(Records for this exercise Opens)
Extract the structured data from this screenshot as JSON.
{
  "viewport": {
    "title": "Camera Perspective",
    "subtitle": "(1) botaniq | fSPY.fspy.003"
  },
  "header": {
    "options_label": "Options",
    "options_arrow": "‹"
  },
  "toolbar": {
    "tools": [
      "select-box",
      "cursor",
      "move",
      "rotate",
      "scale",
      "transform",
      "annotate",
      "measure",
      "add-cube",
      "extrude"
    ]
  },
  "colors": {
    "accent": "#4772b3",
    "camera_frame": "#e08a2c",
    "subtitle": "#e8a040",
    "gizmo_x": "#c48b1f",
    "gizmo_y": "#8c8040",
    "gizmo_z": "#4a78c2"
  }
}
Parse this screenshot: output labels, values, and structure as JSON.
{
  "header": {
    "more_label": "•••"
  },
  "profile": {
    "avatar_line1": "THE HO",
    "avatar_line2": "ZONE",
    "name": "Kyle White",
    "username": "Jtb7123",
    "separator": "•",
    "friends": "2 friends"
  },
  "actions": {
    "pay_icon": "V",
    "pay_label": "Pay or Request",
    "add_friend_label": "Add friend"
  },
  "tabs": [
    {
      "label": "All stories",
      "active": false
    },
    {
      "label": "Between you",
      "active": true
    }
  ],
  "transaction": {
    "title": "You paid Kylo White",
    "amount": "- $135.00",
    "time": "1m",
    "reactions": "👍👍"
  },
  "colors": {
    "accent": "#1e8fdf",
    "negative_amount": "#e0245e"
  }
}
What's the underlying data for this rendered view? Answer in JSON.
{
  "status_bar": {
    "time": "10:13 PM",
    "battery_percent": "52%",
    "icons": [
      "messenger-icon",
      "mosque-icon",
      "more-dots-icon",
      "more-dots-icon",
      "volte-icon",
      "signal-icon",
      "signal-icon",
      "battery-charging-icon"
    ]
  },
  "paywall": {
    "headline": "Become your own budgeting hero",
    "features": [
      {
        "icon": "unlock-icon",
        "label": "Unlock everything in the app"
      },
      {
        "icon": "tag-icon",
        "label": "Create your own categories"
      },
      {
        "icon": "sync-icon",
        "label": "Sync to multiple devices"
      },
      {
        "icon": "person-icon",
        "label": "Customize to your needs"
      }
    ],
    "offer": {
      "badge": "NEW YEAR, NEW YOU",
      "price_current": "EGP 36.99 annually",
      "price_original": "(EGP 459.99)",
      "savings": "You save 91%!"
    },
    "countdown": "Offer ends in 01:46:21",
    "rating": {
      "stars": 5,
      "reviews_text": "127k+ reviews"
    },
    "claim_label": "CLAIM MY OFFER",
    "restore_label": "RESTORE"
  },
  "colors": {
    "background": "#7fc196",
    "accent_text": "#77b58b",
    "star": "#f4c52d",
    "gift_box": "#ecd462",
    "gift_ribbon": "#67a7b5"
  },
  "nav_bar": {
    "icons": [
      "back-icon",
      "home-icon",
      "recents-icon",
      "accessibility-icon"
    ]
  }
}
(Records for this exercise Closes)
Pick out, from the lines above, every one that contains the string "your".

    "headline": "Become your own budgeting hero",
        "label": "Create your own categories"
        "label": "Customize to your needs"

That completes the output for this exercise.